We then talked through an example more tangible: math achievement for our struggling students. In tackling math achievement through a scramble approach, math teachers would be lined-up and rank ordered according to ability. The best teacher would make the decisions on the tools necessary to take the first swing at something. Let’s say that it is raising achievement in the lowest quartile of students in 1st grade. Four teachers are involved. Students would then be divided to provide similarly situated groups. Teachers would each take their own swing at the problem for a fixed period of time, after which the team would convene to examine the results. Yet at that point, could they really then move forward from the best position?
Here’s where the scramble, as a pure metaphor in education, broke down.
A scramble would have each teacher adopting the performance results from someone’s best crack at a strategy, as everyone moves to the best ball’s position in a golf scramble.

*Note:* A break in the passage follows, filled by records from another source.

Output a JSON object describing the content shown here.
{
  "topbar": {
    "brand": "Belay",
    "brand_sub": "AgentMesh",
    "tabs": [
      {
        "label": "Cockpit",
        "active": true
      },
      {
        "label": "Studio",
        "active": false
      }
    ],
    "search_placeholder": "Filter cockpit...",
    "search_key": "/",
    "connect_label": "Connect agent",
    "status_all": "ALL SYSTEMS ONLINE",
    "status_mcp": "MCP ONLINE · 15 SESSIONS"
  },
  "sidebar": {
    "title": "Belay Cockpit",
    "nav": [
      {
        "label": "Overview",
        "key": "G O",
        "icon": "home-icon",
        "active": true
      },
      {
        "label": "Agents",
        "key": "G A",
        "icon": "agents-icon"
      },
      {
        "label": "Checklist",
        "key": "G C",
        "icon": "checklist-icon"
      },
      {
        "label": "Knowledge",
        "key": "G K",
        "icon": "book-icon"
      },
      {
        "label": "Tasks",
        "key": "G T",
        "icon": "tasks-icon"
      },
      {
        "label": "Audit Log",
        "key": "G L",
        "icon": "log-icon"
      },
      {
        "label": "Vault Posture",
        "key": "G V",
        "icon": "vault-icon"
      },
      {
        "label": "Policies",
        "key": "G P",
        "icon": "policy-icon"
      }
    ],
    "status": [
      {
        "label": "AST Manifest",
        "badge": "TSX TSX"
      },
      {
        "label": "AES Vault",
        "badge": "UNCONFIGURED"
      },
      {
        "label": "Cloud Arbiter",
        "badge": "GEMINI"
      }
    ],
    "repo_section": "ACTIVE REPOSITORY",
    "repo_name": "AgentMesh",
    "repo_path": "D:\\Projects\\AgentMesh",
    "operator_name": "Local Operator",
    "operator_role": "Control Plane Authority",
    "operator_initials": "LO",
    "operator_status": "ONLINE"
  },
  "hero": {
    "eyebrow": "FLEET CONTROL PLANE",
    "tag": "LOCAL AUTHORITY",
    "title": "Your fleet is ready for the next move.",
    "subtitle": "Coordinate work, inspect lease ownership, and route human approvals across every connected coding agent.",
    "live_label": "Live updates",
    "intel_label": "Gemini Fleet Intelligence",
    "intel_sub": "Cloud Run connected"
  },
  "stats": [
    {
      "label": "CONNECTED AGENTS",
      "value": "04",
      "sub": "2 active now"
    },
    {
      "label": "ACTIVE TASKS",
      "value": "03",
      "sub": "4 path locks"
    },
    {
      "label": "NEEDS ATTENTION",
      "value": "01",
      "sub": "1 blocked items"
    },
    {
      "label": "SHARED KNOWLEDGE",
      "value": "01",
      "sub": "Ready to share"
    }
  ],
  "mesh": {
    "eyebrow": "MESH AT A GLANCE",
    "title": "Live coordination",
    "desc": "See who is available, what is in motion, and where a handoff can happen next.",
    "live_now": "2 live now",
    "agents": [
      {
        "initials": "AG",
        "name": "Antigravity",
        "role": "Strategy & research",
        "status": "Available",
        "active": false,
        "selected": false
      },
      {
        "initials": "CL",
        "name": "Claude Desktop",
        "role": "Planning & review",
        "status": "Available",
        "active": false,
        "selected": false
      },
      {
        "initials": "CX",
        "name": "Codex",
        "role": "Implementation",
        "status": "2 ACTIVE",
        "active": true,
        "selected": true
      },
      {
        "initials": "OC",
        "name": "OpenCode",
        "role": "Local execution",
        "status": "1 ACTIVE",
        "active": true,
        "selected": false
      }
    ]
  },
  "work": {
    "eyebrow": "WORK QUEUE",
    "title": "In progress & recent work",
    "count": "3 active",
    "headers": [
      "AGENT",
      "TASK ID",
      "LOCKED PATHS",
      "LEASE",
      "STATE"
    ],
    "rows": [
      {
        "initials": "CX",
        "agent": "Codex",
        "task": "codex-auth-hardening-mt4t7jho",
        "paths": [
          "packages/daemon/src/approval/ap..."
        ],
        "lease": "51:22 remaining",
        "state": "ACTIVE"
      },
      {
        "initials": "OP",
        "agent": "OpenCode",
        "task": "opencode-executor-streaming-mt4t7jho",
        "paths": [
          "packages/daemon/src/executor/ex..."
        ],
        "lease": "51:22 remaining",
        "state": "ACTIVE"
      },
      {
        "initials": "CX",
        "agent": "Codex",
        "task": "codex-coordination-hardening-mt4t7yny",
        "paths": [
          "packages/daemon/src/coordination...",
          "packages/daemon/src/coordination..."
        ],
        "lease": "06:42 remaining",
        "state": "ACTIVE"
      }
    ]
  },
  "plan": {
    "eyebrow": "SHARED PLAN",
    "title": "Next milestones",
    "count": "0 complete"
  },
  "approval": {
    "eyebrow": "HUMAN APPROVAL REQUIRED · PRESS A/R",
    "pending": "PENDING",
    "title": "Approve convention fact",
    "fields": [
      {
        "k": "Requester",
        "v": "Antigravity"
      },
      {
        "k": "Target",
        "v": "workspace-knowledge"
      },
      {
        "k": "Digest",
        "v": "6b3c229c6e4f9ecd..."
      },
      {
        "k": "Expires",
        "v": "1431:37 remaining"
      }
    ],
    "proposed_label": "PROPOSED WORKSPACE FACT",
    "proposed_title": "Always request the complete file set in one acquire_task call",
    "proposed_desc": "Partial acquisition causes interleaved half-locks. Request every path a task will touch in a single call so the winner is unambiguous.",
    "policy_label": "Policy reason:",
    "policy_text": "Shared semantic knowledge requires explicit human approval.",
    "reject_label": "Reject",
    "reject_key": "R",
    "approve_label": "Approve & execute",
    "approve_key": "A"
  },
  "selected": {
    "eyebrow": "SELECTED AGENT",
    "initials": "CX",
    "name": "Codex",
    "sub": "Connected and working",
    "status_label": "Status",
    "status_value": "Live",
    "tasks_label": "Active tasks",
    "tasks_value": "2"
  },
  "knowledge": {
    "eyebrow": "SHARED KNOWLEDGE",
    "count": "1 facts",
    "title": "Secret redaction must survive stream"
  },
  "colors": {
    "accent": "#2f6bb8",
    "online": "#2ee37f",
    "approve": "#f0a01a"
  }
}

They would then move on from there, taking their individual swings for another fixed period of time, thereafter reconvening. Then they would adopt best performance again before moving forward.

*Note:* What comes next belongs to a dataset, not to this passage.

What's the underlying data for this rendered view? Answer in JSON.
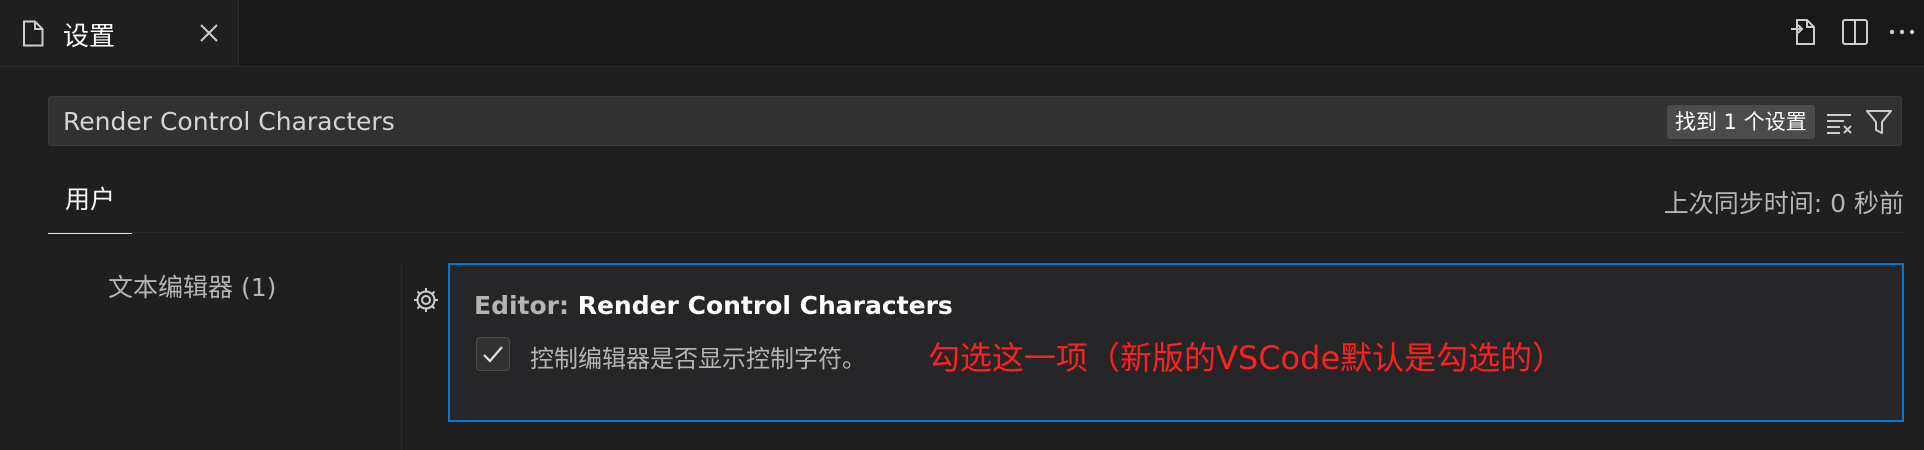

Yet, in education, we can’t really “drop our ball from the optimal spot.” Moving forward from someone’s best position would be impossible, of course, unless one could adopt the scores and performance levels of higher performing students from the group whose teacher/golfer took the best swing at teaching them. Like in a golf scramble, one would need to pretend that the lower scores (worse shots) didn’t happen and drop a ball in the best position to shoot next.
Children don’t accord us this luxury. We can’t pretend that the reality of the “next best” or “worst” approach, or even the contextual variables that affect the reality of the situation, didn’t happen. In schools, we can’t magically move skillsets, starting fresh at a higher level.
So in education, even in the best professional learning communities, we really don’t scramble.
Yet maybe if we consider what we typically DON’T do in a scramble (but maybe we should), we’ll get closer in how educators can “bring game.” We said earlier to each other:
Rarely do we find one being chosen to be on the team because he/she has superior abilities of course management, restated, the ability to make the best decisions given certain situations. Sometimes caddies will perform this task when working with professional golfers. They are charged with “coaching” the player, with respect to providing yardages, the line of a putt, controlling emotions, or simply providing a head nod as a way to invoke confidence.
In this sense of dividing responsibilities among those in schools, everyone typically has a skill that can contribute something. Even the worst teacher typically has something of value to add to the conversation.
Thus, in bringing “game” to education, playing smart while capitalizing on each other’s strengths is what really helps a school’s performance. In such, the principal seems the logical choice as the “coach” of the team (if superintendents have hired wisely), yet the principal’s selection as coach does not imply that he/she is necessarily recognized as the best teacher, or even a great teacher.
The principal should, however, be a good caddy.
Dr. Steve Gruenert and Dr. Ryan Donlan enjoy learning from deep conversation, especially when midway through, they can detect fallacies in their own thinking and discover new avenues to ponder, those that make more sense. Will you consider joining them? One way to do so is to visit them on campus and have lunch. Another is to offer your own thoughts by contributing to the Leadershop. Please consider helping these guys stay relevant through your feedback. They can be reached at firstname.lastname@example.org or at email@example.com.